2016, TFU Studios
Written and created by James Reitano
While I’m indubitably happier at thirty-six than I was in my teens, it’s somewhat paradoxical that I still find catharsis in coming of age tales, which evoke that precious period when an intoxicating combination of freedom, culture, confusion and personal expression were too much for my tiny testosterone-driven mind to handle.
Likewise, James Reitano’s largely autobiographical Nineteen Eighty Five (or 1985 – the book’s press material doesn’t seem to mind) is chiefly a nostalgic retrospective of a young life fuelled by graffiti and hip-hop. At its best, however, it’s also a celebration of the value of subculture, as well as a melancholy reminder of its transient nature.
As the title might suggest, Nineteen Eighty Five follows a single year in the life of James Reitano’s fifteen year-old “writer”, The Count (distinguished by a wavy monobrow and red hoodie that he’s never seen without) and best-friend Rico as they make their literal mark on Santa Cruz. I actually reviewed issue #3 a few years back, and while the series’ brief vignettes are fun, it’s only when read in full that those vignettes form a truly engaging narrative.
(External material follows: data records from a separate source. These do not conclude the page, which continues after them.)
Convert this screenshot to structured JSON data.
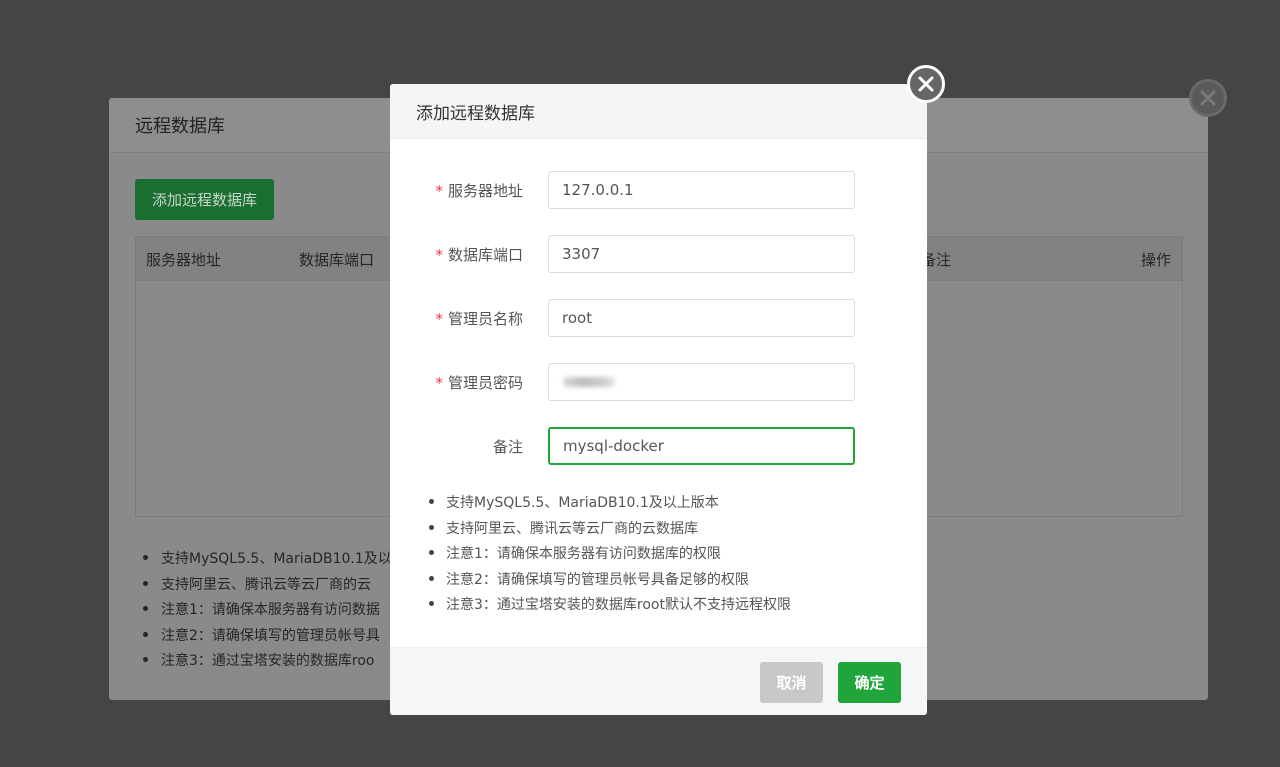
{
  "background_panel": {
    "title": "远程数据库",
    "add_button_label": "添加远程数据库",
    "table_columns": [
      "服务器地址",
      "数据库端口",
      "备注",
      "操作"
    ],
    "notes": [
      "支持MySQL5.5、MariaDB10.1及以",
      "支持阿里云、腾讯云等云厂商的云",
      "注意1：请确保本服务器有访问数据",
      "注意2：请确保填写的管理员帐号具",
      "注意3：通过宝塔安装的数据库roo"
    ]
  },
  "modal": {
    "title": "添加远程数据库",
    "fields": [
      {
        "label": "服务器地址",
        "required": "*",
        "value": "127.0.0.1"
      },
      {
        "label": "数据库端口",
        "required": "*",
        "value": "3307"
      },
      {
        "label": "管理员名称",
        "required": "*",
        "value": "root"
      },
      {
        "label": "管理员密码",
        "required": "*",
        "value": ""
      },
      {
        "label": "备注",
        "required": "",
        "value": "mysql-docker"
      }
    ],
    "notes": [
      "支持MySQL5.5、MariaDB10.1及以上版本",
      "支持阿里云、腾讯云等云厂商的云数据库",
      "注意1：请确保本服务器有访问数据库的权限",
      "注意2：请确保填写的管理员帐号具备足够的权限",
      "注意3：通过宝塔安装的数据库root默认不支持远程权限"
    ],
    "cancel_label": "取消",
    "confirm_label": "确定"
  },
  "colors": {
    "accent": "#20a53a",
    "required": "#e03c3c",
    "overlay": "#454545"
  },
  "icons": {
    "modal_close": "close-circle-icon",
    "background_close": "close-circle-icon"
  }
}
As the year unfurls, the Count’s relationships with rivals-turned-allies Sly & Duo or his quest to find the enigmatic Camo – whose identity builds to an almost mythological scale within the minds of our central artists – come and go with an intermittency that only adds to the book’s authenticity.
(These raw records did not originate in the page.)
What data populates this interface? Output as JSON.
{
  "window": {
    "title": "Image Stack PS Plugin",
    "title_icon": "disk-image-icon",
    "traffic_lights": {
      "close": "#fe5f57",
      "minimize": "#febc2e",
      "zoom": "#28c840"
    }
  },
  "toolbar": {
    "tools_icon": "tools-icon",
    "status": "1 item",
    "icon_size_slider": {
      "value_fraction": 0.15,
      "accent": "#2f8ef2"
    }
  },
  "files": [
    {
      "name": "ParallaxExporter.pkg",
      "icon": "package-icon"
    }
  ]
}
It’s somewhat telling that Reitano’s colourful characters are constructed from a few elegant lines, while his depiction of Santa Cruz often receives all the affection. The book has a wonderful sense of time and place; included on a few pages are QR codes that lead the reader to the book’s real-life locations on Google Maps. Beyond the graffiti there’s a sweet portrait of a bygone era (there are numerous references to the 1989 Loma Prieta earthquake that would level several of the places visited), and an underground movement that can only be revisited in memory.
The thing I love most about (semi-)autobiographical comics such as Nineteen Eighty Five is that they provide a glimpse into both the artist’s origins and a period that’s as far away from my childhood as the New York graffiti scene was from the Count’s. James Reitano presents a world that is just as removed from mine as Joe Sacco’s Palestine. I’m neither a big fan of graffiti nor an opponent… I’m not even sure I have an opinion on it. But it matters not that the book’s reminiscence of a specific point in music and cultural history was lost on me, for his passion for it comes across on every page.
Reitano is now a graphic designer who has worked for the likes of Santa Cruz Skateboards, Wu-Tang Clan and Spike TV, and the Count’s development as an artist who sees the difference between vandalism and artistic integrity provides a universal theme for all artist and creators. As does the swiftness with which his crew of graffiti artists disband, as girlfriends, jobs and study whittle away those whose heart wasn’t really in it. As one character tells our protagonist, “All this stuff we represent, it’s all bought and sold. It’s all disposable.”
The book is accompanied by a suitably eclectic soundtrack of mixes. I believe that each of the eight issues that form this volume featured a different disc. It’s just one of several nice touches, another being the moving afterword, that make Nineteen Eighty Five a labour of love that’ll appeal beyond its niche audience to just about anyone who managed to survive adolescence without also shedding their passion.
To purchase or find more info on Nineteen Eighty Five, visit www.nineteen85.com.